→ **Work request**: Pick every line out of the entries below that holds the string "this", and report them.

→ **Data about app and page elements**:
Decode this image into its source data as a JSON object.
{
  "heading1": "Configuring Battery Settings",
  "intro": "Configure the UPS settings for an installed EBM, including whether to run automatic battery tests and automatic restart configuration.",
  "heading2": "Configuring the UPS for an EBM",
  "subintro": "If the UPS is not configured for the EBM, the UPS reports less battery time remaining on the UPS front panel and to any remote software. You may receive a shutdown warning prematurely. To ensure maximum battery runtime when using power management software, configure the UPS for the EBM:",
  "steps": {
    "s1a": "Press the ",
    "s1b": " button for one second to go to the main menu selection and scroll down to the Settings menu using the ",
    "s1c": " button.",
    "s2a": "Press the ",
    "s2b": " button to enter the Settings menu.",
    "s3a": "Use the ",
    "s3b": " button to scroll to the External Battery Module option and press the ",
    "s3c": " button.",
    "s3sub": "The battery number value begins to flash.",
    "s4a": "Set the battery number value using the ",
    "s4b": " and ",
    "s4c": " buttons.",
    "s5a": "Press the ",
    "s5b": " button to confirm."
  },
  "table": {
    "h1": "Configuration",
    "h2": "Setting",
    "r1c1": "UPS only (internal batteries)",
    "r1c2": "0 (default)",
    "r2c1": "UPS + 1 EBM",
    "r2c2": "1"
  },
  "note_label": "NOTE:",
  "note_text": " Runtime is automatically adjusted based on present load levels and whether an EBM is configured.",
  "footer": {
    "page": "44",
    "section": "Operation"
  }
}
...
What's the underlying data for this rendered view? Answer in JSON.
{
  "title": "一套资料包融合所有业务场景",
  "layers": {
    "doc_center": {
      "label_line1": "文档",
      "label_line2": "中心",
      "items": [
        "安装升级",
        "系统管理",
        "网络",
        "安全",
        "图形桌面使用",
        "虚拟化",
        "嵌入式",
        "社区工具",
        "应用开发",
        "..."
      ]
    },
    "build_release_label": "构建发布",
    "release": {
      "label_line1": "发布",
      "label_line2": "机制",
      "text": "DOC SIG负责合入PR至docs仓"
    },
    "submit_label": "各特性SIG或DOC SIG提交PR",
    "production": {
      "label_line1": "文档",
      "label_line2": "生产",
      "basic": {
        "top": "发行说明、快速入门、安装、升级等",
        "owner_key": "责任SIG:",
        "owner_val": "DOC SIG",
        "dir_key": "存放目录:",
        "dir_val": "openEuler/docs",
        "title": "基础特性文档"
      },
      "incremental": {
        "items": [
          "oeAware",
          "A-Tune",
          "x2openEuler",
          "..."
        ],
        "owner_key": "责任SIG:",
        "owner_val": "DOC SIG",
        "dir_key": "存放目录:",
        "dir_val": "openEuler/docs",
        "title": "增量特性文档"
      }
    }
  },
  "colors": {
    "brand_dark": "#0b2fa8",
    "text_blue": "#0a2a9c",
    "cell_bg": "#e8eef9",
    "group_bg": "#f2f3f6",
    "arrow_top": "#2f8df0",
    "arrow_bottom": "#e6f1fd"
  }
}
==
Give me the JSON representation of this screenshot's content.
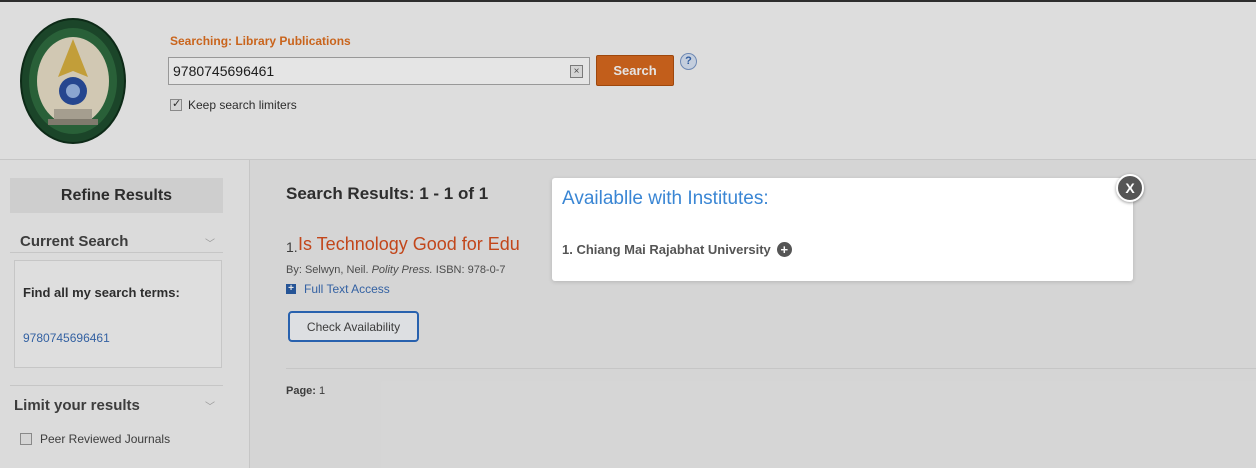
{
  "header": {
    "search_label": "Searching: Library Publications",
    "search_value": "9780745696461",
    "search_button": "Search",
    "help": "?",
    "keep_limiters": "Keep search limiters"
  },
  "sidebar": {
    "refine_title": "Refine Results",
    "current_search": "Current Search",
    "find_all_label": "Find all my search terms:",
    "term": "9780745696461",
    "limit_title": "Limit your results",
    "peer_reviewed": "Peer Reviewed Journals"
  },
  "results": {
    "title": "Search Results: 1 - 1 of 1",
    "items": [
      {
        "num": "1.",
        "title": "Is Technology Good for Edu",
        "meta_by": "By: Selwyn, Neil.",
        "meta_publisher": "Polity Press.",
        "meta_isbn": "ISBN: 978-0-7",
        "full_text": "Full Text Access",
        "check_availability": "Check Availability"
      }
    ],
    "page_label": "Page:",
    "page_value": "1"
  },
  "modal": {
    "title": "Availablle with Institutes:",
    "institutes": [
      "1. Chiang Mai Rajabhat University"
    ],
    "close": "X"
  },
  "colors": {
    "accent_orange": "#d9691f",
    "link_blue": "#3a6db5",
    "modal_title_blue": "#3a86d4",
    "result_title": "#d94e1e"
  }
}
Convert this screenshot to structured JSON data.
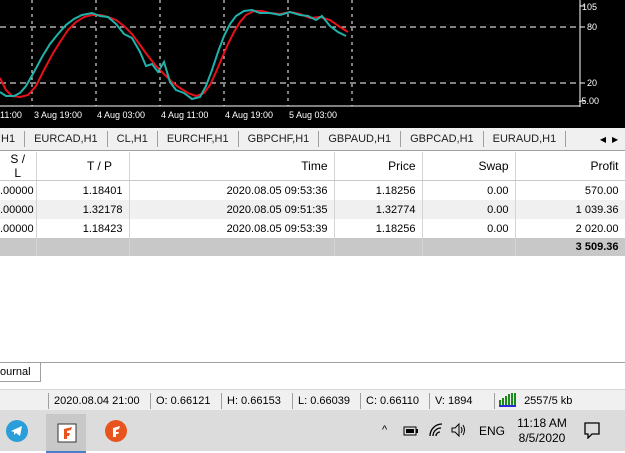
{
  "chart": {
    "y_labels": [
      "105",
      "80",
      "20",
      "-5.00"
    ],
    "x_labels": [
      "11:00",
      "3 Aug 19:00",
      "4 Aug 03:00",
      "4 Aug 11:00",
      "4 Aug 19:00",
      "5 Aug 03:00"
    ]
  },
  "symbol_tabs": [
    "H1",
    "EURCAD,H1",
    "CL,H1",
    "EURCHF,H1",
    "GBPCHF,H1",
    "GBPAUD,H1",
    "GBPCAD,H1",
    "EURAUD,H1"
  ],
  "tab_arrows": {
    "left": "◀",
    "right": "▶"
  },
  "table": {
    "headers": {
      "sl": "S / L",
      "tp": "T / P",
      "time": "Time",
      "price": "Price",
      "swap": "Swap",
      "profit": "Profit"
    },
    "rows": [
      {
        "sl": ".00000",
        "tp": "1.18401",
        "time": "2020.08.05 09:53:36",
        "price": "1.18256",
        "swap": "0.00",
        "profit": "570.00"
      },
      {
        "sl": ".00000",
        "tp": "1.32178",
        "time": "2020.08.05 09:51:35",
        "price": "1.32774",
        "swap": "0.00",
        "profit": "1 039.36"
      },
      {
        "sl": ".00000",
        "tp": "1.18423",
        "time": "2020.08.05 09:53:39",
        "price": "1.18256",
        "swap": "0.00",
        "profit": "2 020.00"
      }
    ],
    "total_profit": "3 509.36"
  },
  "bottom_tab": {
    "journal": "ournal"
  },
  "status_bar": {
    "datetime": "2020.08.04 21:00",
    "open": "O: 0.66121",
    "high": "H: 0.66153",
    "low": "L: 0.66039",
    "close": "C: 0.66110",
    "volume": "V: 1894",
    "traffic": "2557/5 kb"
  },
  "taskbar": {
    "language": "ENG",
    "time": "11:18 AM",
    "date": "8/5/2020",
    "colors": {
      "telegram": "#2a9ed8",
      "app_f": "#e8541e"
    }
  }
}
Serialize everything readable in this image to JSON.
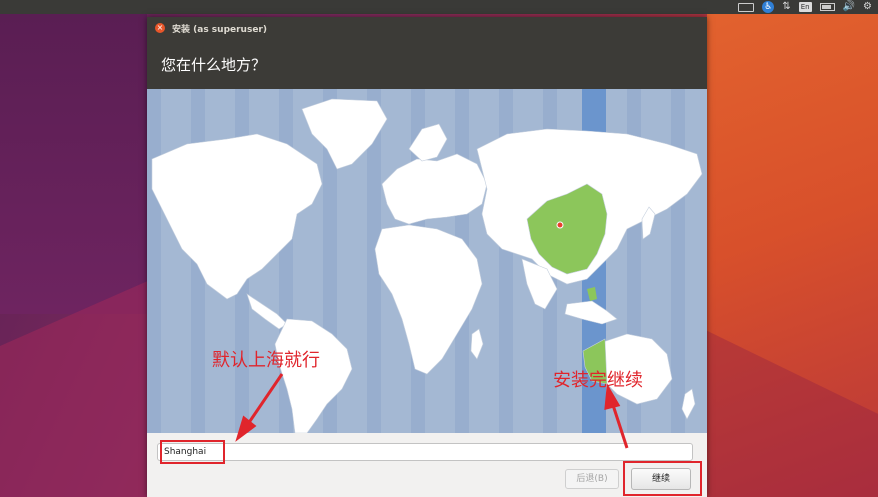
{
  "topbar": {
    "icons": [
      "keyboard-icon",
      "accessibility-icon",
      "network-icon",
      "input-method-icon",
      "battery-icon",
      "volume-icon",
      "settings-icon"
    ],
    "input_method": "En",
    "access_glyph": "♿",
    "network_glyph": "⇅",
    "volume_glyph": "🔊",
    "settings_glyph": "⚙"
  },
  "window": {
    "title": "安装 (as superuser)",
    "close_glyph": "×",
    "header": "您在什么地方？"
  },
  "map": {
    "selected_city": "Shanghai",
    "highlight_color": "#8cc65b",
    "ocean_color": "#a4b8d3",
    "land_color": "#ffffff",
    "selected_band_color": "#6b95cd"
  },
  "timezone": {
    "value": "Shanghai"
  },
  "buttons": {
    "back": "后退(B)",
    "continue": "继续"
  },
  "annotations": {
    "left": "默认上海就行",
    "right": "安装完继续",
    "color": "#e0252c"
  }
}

→ **Exercise output**:
Decode this image into its source data as a JSON object.
What's the underlying data for this rendered view? Answer in JSON.
Give me the JSON representation of this screenshot's content.
Convert this screenshot to structured JSON data.
Serialize everything readable in this image to JSON.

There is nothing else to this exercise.